|Jane explains 11 textured mediums in Art Lesson 8,
including glass bead gel. According to Jane, this
medium gives her mermaid “an underwater feel.”
It’s hard to resist tracing my fingers across things when I’m out and about: brick walls of the buildings downtown, ferns hanging over baskets, and interesting fabrics that my friends fashionably wear. I’m even known to ask permission to feel people’s dreadlocks, but that’s another story.

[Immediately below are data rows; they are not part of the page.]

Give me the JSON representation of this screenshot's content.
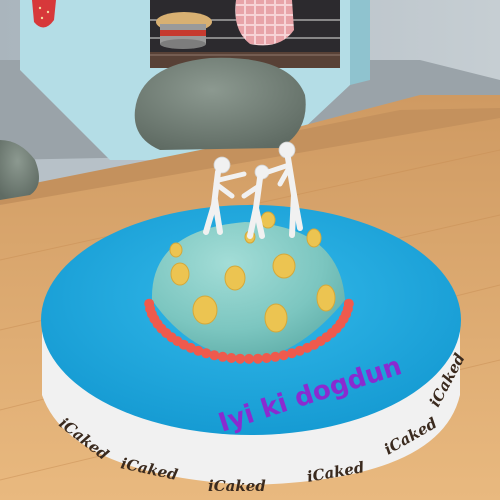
{
  "cake": {
    "message": "Iyi ki dogdun",
    "board_brand": [
      "iCaked",
      "iCaked",
      "iCaked",
      "iCaked",
      "iCaked",
      "iCaked"
    ]
  },
  "colors": {
    "board": "#1aa8df",
    "board_rim": "#f2f2f2",
    "dome": "#7fc9c3",
    "dots": "#ecc451",
    "beads": "#ef5a4d",
    "message": "#8a2bd0",
    "table": "#dca56a"
  }
}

Using our sense of touch to connect with the world around us is just one way to better understand it. But our eyes are also capable of appreciating textures, and that’s where Jane “Danger” Davenport comes in. Her newest Art Lesson is Tactile and Textured Mediums, (included in the 2014 Art Lessons compilation!) and in it, she offers 11 mixed media art techniques using different mediums. Use her findings to create textured backgrounds, or add dimension to the main focus of your artwork.
Below: “I like to make things as beautiful as possible (Tweet this if you agree!), which is why instead of plain swatches I have created a special test page in my journal with a garden of poppies as the background,” says Jane. “The background is not only decorative, it also allows me to experiment with how the mediums react to other products.”
In addition to describing the various textured mediums, Jane suggests creating a journal page (or even an entire journal) dedicated to testing the results of each medium. This way you’ll have an easy reference as you incorporate these mixed-media art techniques into each of your projects. She also advises, “Be aware of what texture mediums may do to your drawing tools. Avoid using gel pens, brush tip markers, and fine technical pens across rough and gritty surfaces.”
Good point. I’ve had to throw away too many of my favorite pens after using them to write or draw on uneven surfaces. I hope this tip saves you some frustration. Click here to download Art Lesson 8: Tactile and Textured Mediums, and tell me what your favorite mixed-media texture is!
Sensing good things for you,